- _Task statement_
Report every line of the records beneath this task that holds the string "date".

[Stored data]
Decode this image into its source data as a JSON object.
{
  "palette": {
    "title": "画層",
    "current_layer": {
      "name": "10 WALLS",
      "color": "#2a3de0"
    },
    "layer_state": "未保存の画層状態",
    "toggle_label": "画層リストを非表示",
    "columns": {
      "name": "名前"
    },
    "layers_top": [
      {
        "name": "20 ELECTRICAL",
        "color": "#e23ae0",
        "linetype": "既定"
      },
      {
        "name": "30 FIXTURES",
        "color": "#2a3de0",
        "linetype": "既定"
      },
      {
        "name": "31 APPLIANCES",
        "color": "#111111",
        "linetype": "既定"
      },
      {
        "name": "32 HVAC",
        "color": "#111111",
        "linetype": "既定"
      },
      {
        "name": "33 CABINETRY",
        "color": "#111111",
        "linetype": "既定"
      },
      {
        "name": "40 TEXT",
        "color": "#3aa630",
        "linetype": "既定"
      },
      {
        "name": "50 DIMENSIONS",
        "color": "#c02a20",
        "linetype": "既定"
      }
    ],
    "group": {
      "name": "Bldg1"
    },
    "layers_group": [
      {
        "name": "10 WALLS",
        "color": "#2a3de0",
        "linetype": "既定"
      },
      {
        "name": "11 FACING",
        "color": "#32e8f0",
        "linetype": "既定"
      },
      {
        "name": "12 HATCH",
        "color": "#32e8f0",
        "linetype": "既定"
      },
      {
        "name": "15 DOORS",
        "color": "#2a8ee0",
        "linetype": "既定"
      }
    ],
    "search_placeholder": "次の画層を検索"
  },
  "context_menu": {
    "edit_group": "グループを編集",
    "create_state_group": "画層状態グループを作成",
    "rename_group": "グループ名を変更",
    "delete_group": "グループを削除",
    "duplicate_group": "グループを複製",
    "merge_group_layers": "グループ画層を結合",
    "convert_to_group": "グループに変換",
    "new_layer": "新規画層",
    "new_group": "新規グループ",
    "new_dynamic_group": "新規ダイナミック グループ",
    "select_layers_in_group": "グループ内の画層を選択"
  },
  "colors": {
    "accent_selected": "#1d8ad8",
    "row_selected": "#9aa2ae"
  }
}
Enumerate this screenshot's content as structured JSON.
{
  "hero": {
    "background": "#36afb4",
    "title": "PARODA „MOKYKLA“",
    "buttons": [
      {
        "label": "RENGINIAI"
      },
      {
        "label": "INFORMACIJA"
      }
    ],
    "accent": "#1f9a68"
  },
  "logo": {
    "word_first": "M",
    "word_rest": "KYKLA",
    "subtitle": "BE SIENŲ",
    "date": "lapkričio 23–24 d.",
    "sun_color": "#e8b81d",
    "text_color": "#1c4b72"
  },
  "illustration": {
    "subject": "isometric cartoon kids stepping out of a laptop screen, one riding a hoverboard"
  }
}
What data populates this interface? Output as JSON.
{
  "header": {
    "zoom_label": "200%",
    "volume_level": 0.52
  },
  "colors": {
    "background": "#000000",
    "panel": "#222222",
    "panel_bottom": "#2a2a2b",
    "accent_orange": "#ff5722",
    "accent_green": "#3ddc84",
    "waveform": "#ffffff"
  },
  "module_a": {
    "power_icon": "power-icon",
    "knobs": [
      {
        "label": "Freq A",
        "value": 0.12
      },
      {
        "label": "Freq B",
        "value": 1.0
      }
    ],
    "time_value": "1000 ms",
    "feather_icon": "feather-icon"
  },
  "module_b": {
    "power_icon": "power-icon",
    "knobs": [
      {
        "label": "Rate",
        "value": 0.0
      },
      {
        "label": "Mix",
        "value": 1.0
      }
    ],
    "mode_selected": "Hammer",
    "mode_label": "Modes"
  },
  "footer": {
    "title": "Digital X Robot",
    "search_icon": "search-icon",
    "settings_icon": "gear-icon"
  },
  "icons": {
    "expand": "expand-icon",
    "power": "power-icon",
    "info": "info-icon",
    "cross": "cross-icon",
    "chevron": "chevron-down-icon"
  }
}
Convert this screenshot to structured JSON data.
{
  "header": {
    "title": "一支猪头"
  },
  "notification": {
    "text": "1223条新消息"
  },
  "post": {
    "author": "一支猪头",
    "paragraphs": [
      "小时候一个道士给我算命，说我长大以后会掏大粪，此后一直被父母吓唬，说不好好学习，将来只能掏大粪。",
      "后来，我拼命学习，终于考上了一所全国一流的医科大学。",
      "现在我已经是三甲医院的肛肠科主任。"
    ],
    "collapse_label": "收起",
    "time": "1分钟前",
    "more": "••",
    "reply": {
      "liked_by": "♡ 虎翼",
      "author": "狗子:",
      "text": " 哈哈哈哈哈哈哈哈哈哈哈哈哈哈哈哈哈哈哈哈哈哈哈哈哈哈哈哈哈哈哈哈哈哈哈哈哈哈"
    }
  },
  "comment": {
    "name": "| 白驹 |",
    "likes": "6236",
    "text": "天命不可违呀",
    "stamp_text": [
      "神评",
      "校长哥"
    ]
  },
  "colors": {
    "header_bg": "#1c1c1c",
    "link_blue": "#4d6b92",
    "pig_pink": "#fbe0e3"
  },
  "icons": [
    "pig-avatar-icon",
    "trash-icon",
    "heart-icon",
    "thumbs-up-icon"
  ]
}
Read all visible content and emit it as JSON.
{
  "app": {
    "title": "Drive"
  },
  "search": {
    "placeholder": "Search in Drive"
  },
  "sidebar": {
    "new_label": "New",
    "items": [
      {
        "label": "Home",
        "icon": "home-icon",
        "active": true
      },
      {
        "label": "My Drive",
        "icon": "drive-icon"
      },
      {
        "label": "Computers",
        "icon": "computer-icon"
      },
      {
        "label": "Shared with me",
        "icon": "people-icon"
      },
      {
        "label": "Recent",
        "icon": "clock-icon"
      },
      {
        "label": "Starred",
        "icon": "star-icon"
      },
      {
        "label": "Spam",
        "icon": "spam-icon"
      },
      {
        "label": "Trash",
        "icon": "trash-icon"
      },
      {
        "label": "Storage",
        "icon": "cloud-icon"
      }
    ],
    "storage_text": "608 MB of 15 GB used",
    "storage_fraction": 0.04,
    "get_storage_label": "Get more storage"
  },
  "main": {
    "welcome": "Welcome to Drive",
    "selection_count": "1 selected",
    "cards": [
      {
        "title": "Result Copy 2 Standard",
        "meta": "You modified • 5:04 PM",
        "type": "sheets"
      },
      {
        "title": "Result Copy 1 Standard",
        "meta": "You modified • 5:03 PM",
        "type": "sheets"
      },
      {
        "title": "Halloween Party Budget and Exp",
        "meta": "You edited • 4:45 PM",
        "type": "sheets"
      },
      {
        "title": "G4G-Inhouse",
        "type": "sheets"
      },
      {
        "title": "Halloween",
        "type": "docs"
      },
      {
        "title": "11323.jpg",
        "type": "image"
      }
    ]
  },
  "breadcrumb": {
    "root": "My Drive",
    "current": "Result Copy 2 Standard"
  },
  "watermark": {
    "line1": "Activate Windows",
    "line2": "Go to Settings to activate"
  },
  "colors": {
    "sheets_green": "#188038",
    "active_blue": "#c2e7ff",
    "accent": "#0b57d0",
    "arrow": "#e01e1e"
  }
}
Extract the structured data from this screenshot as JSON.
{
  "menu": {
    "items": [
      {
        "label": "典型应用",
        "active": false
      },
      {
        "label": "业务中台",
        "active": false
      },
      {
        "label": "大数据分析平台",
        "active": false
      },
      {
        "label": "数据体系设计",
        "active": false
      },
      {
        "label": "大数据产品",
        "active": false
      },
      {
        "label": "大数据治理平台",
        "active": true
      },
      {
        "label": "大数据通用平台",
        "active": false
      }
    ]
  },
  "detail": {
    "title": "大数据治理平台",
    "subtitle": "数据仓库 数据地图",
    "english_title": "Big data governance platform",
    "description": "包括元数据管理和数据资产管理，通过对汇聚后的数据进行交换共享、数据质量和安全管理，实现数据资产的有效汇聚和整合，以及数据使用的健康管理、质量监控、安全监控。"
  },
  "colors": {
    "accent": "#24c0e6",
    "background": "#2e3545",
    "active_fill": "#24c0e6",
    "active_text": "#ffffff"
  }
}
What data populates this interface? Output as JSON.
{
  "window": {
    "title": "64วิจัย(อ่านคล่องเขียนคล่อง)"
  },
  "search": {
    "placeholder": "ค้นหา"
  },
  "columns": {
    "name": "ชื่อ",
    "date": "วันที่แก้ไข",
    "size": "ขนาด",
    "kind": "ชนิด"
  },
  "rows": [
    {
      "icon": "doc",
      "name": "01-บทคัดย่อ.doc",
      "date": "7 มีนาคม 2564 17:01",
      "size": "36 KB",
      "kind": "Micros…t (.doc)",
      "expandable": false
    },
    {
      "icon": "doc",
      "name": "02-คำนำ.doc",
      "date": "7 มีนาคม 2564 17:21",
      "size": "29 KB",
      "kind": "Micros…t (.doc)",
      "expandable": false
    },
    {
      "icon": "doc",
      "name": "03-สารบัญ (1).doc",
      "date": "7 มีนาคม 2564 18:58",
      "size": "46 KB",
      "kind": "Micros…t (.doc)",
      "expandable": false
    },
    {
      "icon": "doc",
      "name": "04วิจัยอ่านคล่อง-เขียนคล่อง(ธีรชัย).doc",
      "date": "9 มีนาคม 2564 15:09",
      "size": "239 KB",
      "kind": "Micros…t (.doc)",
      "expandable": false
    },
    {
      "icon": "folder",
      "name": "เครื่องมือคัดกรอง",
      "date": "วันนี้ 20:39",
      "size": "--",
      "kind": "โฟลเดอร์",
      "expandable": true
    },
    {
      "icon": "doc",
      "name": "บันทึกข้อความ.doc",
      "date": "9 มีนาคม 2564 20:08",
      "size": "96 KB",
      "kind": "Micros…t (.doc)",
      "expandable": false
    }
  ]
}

- _Worked solution_
    "date": "lapkričio 23–24 d.",
    "date": "วันที่แก้ไข",
      "date": "7 มีนาคม 2564 17:01",
      "date": "7 มีนาคม 2564 17:21",
      "date": "7 มีนาคม 2564 18:58",
      "date": "9 มีนาคม 2564 15:09",
      "date": "วันนี้ 20:39",
      "date": "9 มีนาคม 2564 20:08",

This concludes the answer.